Rice absorbs arsenic from their soil or water supply more readily than most plants, due to the way it’s cultivated. Rice is grown in water-saturated conditions, meaning the plant’s roots will easily take up arsenic that is subsequently stored in the grains. Brown rice contains higher levels of arsenic than white rice, because the white grains are polished. That process of polishing removes the outer husks of the grain, which in turn limits the final product’s arsenic level.
Arsenic is a known carcinogen and has been linked to bladder, lung, and skin cancer. It also has an impact on the nervous system, immune function, and cognitive function in fetuses.
What You Can do About Arsenic
• Test water levels for arsenic.
• Limit consumption of rice, rice milk, and brown rice syrup.
• Use organic rice, which has a lower arsenic content.
• Use the Asian method for cooking rice, which lowers arsenic content by 30-percent. (This involves rinsing rice before cooking and using 6 cups of water per 1 cup of rice.)
• Limit consumption of apple and grape juice.
While there are a lot of chemical sources in our diets, do your best not to despair. “Some doctors say our bodies naturally detoxify, and they are correct to a degree,” says Dr. Elson Haas, a detoxification specialist in Northern California and author of The Detox Diet: Third Edition. “The issue is ‘overload.’ Picture a bucket with a spigot that lets water out at the bottom—toxins going out—and then a hose that fills the bucket with water at the top—toxins going in. We’re exposed to too many toxins too often, so more is going in our bucket than is going out. That is going to make the bucket overflow.”
Experts agree that avoidance of these chemicals is best, along with some form of detoxification therapy. Some strategies are as simple as drinking plenty of filtered water to flush out toxins. Others include diets formulated for a specific chemical concern, or oral detox supplements.
Metal toxicity (lead, mercury) requires intravenous therapy to extract metals from the body. “Heavy metals are very slow in leaving,” says Dr. Terry Grossman, an integrative medicine physician and IV therapy expert in Golden, Colorado. “Chelation therapy is a treatment performed in a doctor’s office that helps remove toxic heavy metals.” Most detoxification treatments are not yet mainstreaming in the medical community. Look for someone who specializes in detoxification and IV therapies.

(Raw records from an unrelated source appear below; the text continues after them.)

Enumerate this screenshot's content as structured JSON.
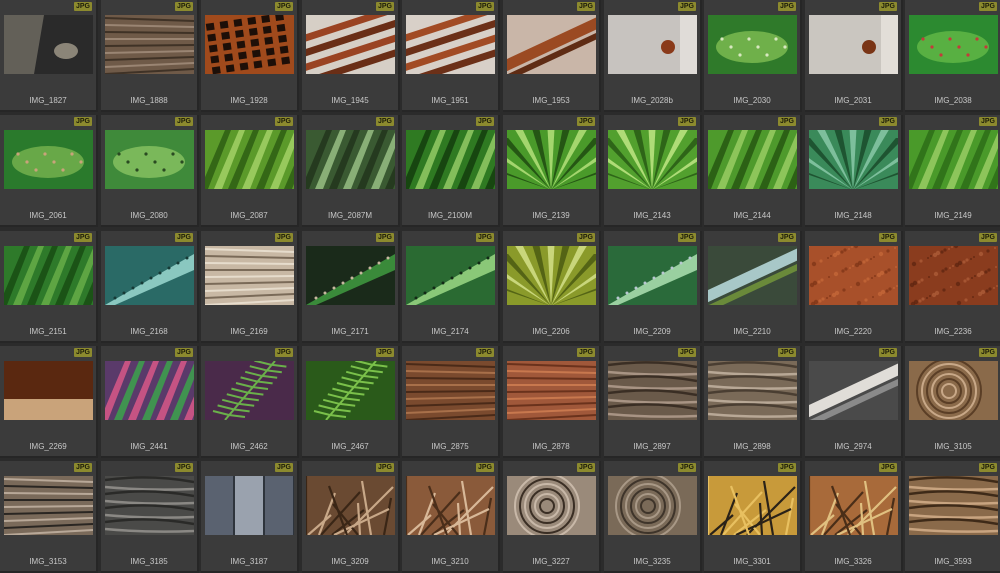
{
  "browser": {
    "badge_label": "JPG",
    "items": [
      {
        "name": "IMG_1827",
        "colors": [
          "#2a2a2a",
          "#8b8578",
          "#4a4640"
        ],
        "pattern": "rock"
      },
      {
        "name": "IMG_1888",
        "colors": [
          "#6f5a48",
          "#9a8573",
          "#3f3226"
        ],
        "pattern": "wood"
      },
      {
        "name": "IMG_1928",
        "colors": [
          "#a04a1c",
          "#1d0f08",
          "#c46a34"
        ],
        "pattern": "mesh"
      },
      {
        "name": "IMG_1945",
        "colors": [
          "#d6cfc6",
          "#9a4322",
          "#6a2e16"
        ],
        "pattern": "bars"
      },
      {
        "name": "IMG_1951",
        "colors": [
          "#d8d0c8",
          "#a24b24",
          "#6c3018"
        ],
        "pattern": "bars"
      },
      {
        "name": "IMG_1953",
        "colors": [
          "#c9b6a8",
          "#9b4a22",
          "#5f2c14"
        ],
        "pattern": "diag"
      },
      {
        "name": "IMG_2028b",
        "colors": [
          "#c7c3bf",
          "#8a3a1a",
          "#e0dcd8"
        ],
        "pattern": "bolt"
      },
      {
        "name": "IMG_2030",
        "colors": [
          "#2f7a2a",
          "#6fb04a",
          "#d8e8c0"
        ],
        "pattern": "cactus"
      },
      {
        "name": "IMG_2031",
        "colors": [
          "#cac6c0",
          "#7a3516",
          "#e2ded8"
        ],
        "pattern": "bolt"
      },
      {
        "name": "IMG_2038",
        "colors": [
          "#2c8a30",
          "#58b042",
          "#c43a3a"
        ],
        "pattern": "cactus"
      },
      {
        "name": "IMG_2061",
        "colors": [
          "#2a7a2c",
          "#68a848",
          "#c9a37a"
        ],
        "pattern": "cactus"
      },
      {
        "name": "IMG_2080",
        "colors": [
          "#3f8a3a",
          "#7ab85a",
          "#2a4a22"
        ],
        "pattern": "cactus"
      },
      {
        "name": "IMG_2087",
        "colors": [
          "#5b9a2a",
          "#a8d46a",
          "#2a5a12"
        ],
        "pattern": "leaf"
      },
      {
        "name": "IMG_2087M",
        "colors": [
          "#3a5a32",
          "#9ec488",
          "#20321a"
        ],
        "pattern": "leaf"
      },
      {
        "name": "IMG_2100M",
        "colors": [
          "#2f7a22",
          "#9ad06a",
          "#123a0c"
        ],
        "pattern": "leaf"
      },
      {
        "name": "IMG_2139",
        "colors": [
          "#4a9a2a",
          "#b4e07a",
          "#1e4a10"
        ],
        "pattern": "burst"
      },
      {
        "name": "IMG_2143",
        "colors": [
          "#52a02e",
          "#bfe684",
          "#285a14"
        ],
        "pattern": "burst"
      },
      {
        "name": "IMG_2144",
        "colors": [
          "#4e9a2c",
          "#9ed066",
          "#245210"
        ],
        "pattern": "leaf"
      },
      {
        "name": "IMG_2148",
        "colors": [
          "#3a8a5a",
          "#8ac8a8",
          "#1a4a2a"
        ],
        "pattern": "burst"
      },
      {
        "name": "IMG_2149",
        "colors": [
          "#4a9a2a",
          "#9ed068",
          "#2a6a16"
        ],
        "pattern": "leaf"
      },
      {
        "name": "IMG_2151",
        "colors": [
          "#2e7a2a",
          "#6ab04a",
          "#164a12"
        ],
        "pattern": "leaf"
      },
      {
        "name": "IMG_2168",
        "colors": [
          "#2a6a66",
          "#8ac8c0",
          "#163a36"
        ],
        "pattern": "aloe"
      },
      {
        "name": "IMG_2169",
        "colors": [
          "#c8b8a4",
          "#7a6a58",
          "#e6dccc"
        ],
        "pattern": "wood"
      },
      {
        "name": "IMG_2171",
        "colors": [
          "#1a2a1a",
          "#3a8a3a",
          "#c8b8a0"
        ],
        "pattern": "aloe"
      },
      {
        "name": "IMG_2174",
        "colors": [
          "#2a6a32",
          "#8ac878",
          "#122a16"
        ],
        "pattern": "aloe"
      },
      {
        "name": "IMG_2206",
        "colors": [
          "#8a9a2a",
          "#d4e08a",
          "#4a5a12"
        ],
        "pattern": "burst"
      },
      {
        "name": "IMG_2209",
        "colors": [
          "#2a6a3a",
          "#9ad0a0",
          "#b8c8d0"
        ],
        "pattern": "aloe"
      },
      {
        "name": "IMG_2210",
        "colors": [
          "#3a4a3a",
          "#a8c8c8",
          "#6a8a3a"
        ],
        "pattern": "diag"
      },
      {
        "name": "IMG_2220",
        "colors": [
          "#a8502a",
          "#7a3216",
          "#c86a3a"
        ],
        "pattern": "speck"
      },
      {
        "name": "IMG_2236",
        "colors": [
          "#8a3c1e",
          "#5a220e",
          "#b0603a"
        ],
        "pattern": "speck"
      },
      {
        "name": "IMG_2269",
        "colors": [
          "#9a4a1c",
          "#5a2810",
          "#c9a37a"
        ],
        "pattern": "rust"
      },
      {
        "name": "IMG_2441",
        "colors": [
          "#5a3a6a",
          "#3aaa4a",
          "#e05a8a"
        ],
        "pattern": "leaf"
      },
      {
        "name": "IMG_2462",
        "colors": [
          "#4a2a4a",
          "#6ab04a",
          "#2a1a2a"
        ],
        "pattern": "fern"
      },
      {
        "name": "IMG_2467",
        "colors": [
          "#2a5a1a",
          "#7ac04a",
          "#14320c"
        ],
        "pattern": "fern"
      },
      {
        "name": "IMG_2875",
        "colors": [
          "#7a4a2e",
          "#a8704a",
          "#4a2a18"
        ],
        "pattern": "wood"
      },
      {
        "name": "IMG_2878",
        "colors": [
          "#a0583a",
          "#c8784e",
          "#6a321c"
        ],
        "pattern": "wood"
      },
      {
        "name": "IMG_2897",
        "colors": [
          "#6a5a4a",
          "#a89484",
          "#3a2e24"
        ],
        "pattern": "bark"
      },
      {
        "name": "IMG_2898",
        "colors": [
          "#7a6a58",
          "#b8a896",
          "#4a3e32"
        ],
        "pattern": "bark"
      },
      {
        "name": "IMG_2974",
        "colors": [
          "#4a4a4a",
          "#e0ddd8",
          "#8a8a8a"
        ],
        "pattern": "diag"
      },
      {
        "name": "IMG_3105",
        "colors": [
          "#8a6a4a",
          "#c8a888",
          "#5a3e26"
        ],
        "pattern": "rings"
      },
      {
        "name": "IMG_3153",
        "colors": [
          "#7a6a5a",
          "#2a2622",
          "#b8a898"
        ],
        "pattern": "wood"
      },
      {
        "name": "IMG_3185",
        "colors": [
          "#4a4a48",
          "#8a8884",
          "#2a2a28"
        ],
        "pattern": "bark"
      },
      {
        "name": "IMG_3187",
        "colors": [
          "#5a6270",
          "#9aa2ae",
          "#2e343c"
        ],
        "pattern": "planks"
      },
      {
        "name": "IMG_3209",
        "colors": [
          "#6a4a32",
          "#c8a888",
          "#3a2616"
        ],
        "pattern": "sticks"
      },
      {
        "name": "IMG_3210",
        "colors": [
          "#8a5a3a",
          "#d8b898",
          "#4a2e1a"
        ],
        "pattern": "sticks"
      },
      {
        "name": "IMG_3227",
        "colors": [
          "#9a8a7a",
          "#3a2e24",
          "#c8b8a8"
        ],
        "pattern": "rings"
      },
      {
        "name": "IMG_3235",
        "colors": [
          "#7a6a58",
          "#3e342a",
          "#a89886"
        ],
        "pattern": "rings"
      },
      {
        "name": "IMG_3301",
        "colors": [
          "#c89a3a",
          "#2a2218",
          "#e8c060"
        ],
        "pattern": "sticks"
      },
      {
        "name": "IMG_3326",
        "colors": [
          "#a86a3a",
          "#e0c080",
          "#4a2e18"
        ],
        "pattern": "sticks"
      },
      {
        "name": "IMG_3593",
        "colors": [
          "#8a6a4a",
          "#c8a480",
          "#3e2a18"
        ],
        "pattern": "bark"
      }
    ]
  }
}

Our experts agree that women who are trying to get pregnant should have their toxin levels checked prior to conception, due to the easy transmission of chemicals from mother to baby. It’s also key that we demand safer foods and stricter regulations from manufacturers and government. Above all, it’s up to all of us to shift the priority from the pursuit of convenience to the pursuit of what’s best for our health.